## Assigned task
Please count the lines in the entries below that include the word "income", and give only the number.

## Input for this task
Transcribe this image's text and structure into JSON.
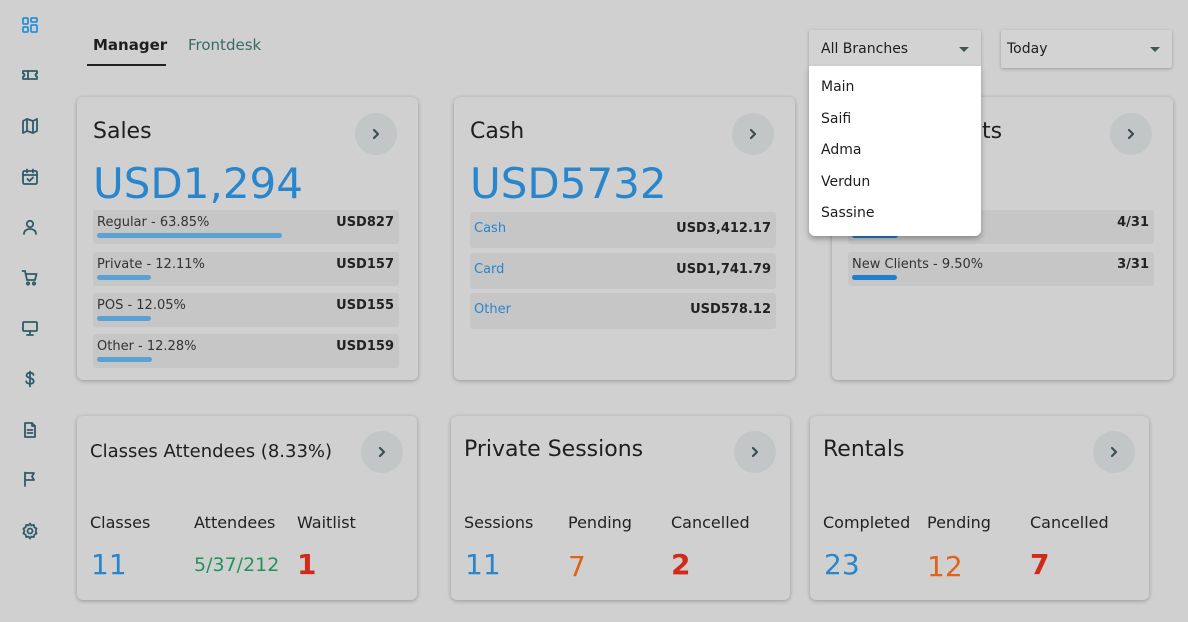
{
  "sidebar": {
    "icons": [
      "dashboard-icon",
      "ticket-icon",
      "map-icon",
      "calendar-check-icon",
      "user-icon",
      "cart-icon",
      "monitor-icon",
      "dollar-icon",
      "document-icon",
      "flag-icon",
      "settings-icon"
    ]
  },
  "tabs": {
    "manager": "Manager",
    "frontdesk": "Frontdesk"
  },
  "filters": {
    "branch": "All Branches",
    "date": "Today"
  },
  "branch_options": [
    "Main",
    "Saifi",
    "Adma",
    "Verdun",
    "Sassine"
  ],
  "sales": {
    "title": "Sales",
    "amount": "USD1,294",
    "rows": [
      {
        "label": "Regular - 63.85%",
        "value": "USD827",
        "fraction": 0.6385
      },
      {
        "label": "Private - 12.11%",
        "value": "USD157",
        "fraction": 0.1211
      },
      {
        "label": "POS - 12.05%",
        "value": "USD155",
        "fraction": 0.1205
      },
      {
        "label": "Other - 12.28%",
        "value": "USD159",
        "fraction": 0.1228
      }
    ]
  },
  "cash": {
    "title": "Cash",
    "amount": "USD5732",
    "rows": [
      {
        "label": "Cash",
        "value": "USD3,412.17"
      },
      {
        "label": "Card",
        "value": "USD1,741.79"
      },
      {
        "label": "Other",
        "value": "USD578.12"
      }
    ]
  },
  "clients": {
    "title_visible_fragment": "ts",
    "rows": [
      {
        "label": "",
        "value": "4/31",
        "fraction": 0.129
      },
      {
        "label": "New Clients - 9.50%",
        "value": "3/31",
        "fraction": 0.095
      }
    ]
  },
  "classes": {
    "title": "Classes Attendees (8.33%)",
    "labels": [
      "Classes",
      "Attendees",
      "Waitlist"
    ],
    "values": [
      "11",
      "5/37/212",
      "1"
    ]
  },
  "private_sessions": {
    "title": "Private Sessions",
    "labels": [
      "Sessions",
      "Pending",
      "Cancelled"
    ],
    "values": [
      "11",
      "7",
      "2"
    ]
  },
  "rentals": {
    "title": "Rentals",
    "labels": [
      "Completed",
      "Pending",
      "Cancelled"
    ],
    "values": [
      "23",
      "12",
      "7"
    ]
  },
  "colors": {
    "accent": "#2a86cc",
    "green": "#23925a",
    "red": "#d22a1a",
    "orange": "#e0621a"
  }
}
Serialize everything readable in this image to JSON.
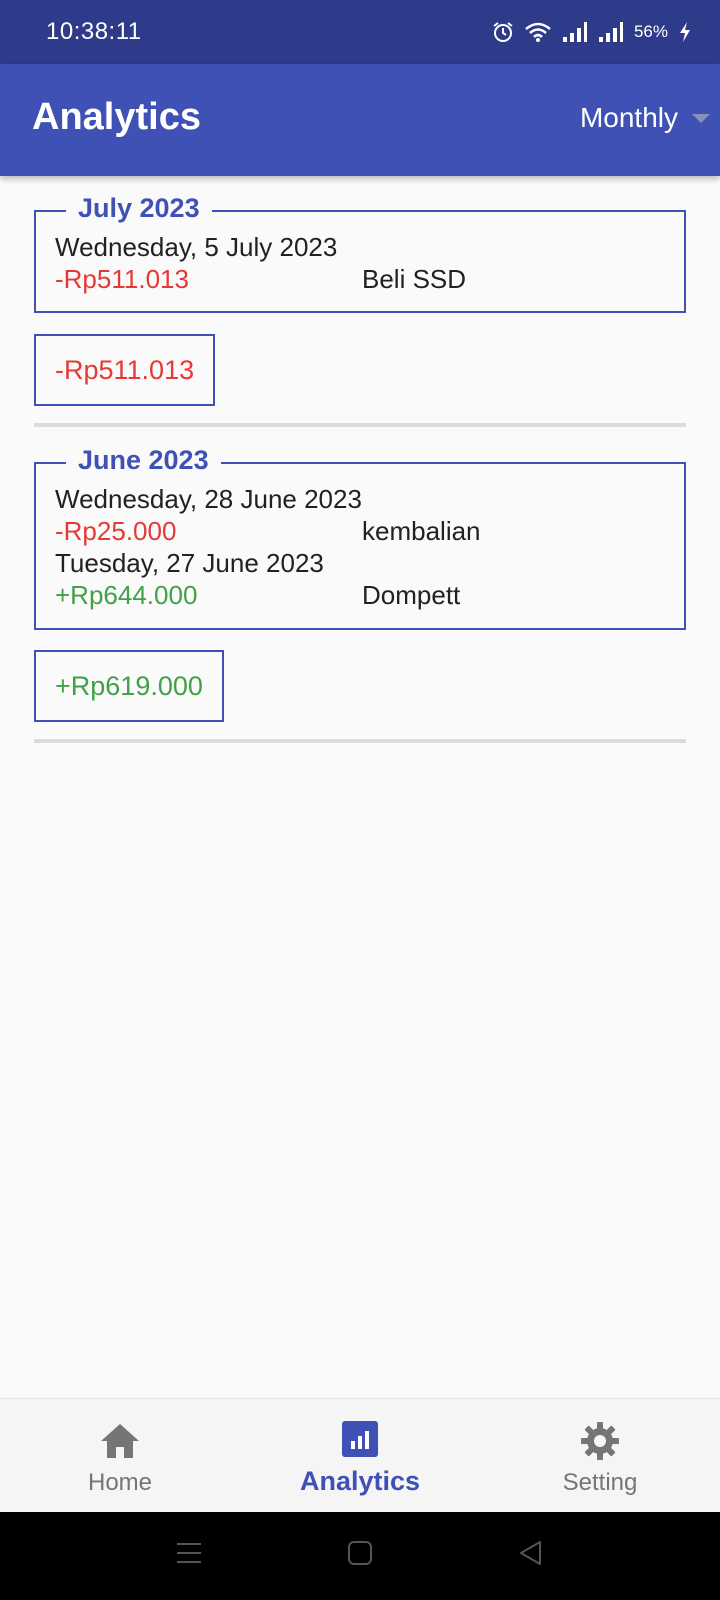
{
  "status_bar": {
    "time": "10:38:11",
    "battery": "56%",
    "icons": [
      "alarm-icon",
      "wifi-icon",
      "signal-icon",
      "signal-icon",
      "charging-icon"
    ]
  },
  "app_bar": {
    "title": "Analytics",
    "period_selected": "Monthly"
  },
  "months": [
    {
      "label": "July 2023",
      "transactions": [
        {
          "date": "Wednesday, 5 July 2023",
          "amount": "-Rp511.013",
          "note": "Beli SSD",
          "type": "expense"
        }
      ],
      "total": "-Rp511.013",
      "total_type": "expense"
    },
    {
      "label": "June 2023",
      "transactions": [
        {
          "date": "Wednesday, 28 June 2023",
          "amount": "-Rp25.000",
          "note": "kembalian",
          "type": "expense"
        },
        {
          "date": "Tuesday, 27 June 2023",
          "amount": "+Rp644.000",
          "note": "Dompett",
          "type": "income"
        }
      ],
      "total": "+Rp619.000",
      "total_type": "income"
    }
  ],
  "bottom_nav": {
    "items": [
      {
        "label": "Home",
        "icon": "home-icon",
        "active": false
      },
      {
        "label": "Analytics",
        "icon": "analytics-icon",
        "active": true
      },
      {
        "label": "Setting",
        "icon": "gear-icon",
        "active": false
      }
    ]
  },
  "colors": {
    "primary": "#3f51b5",
    "primary_dark": "#2e3b8a",
    "expense": "#e53935",
    "income": "#43a047"
  }
}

## Exercise output
3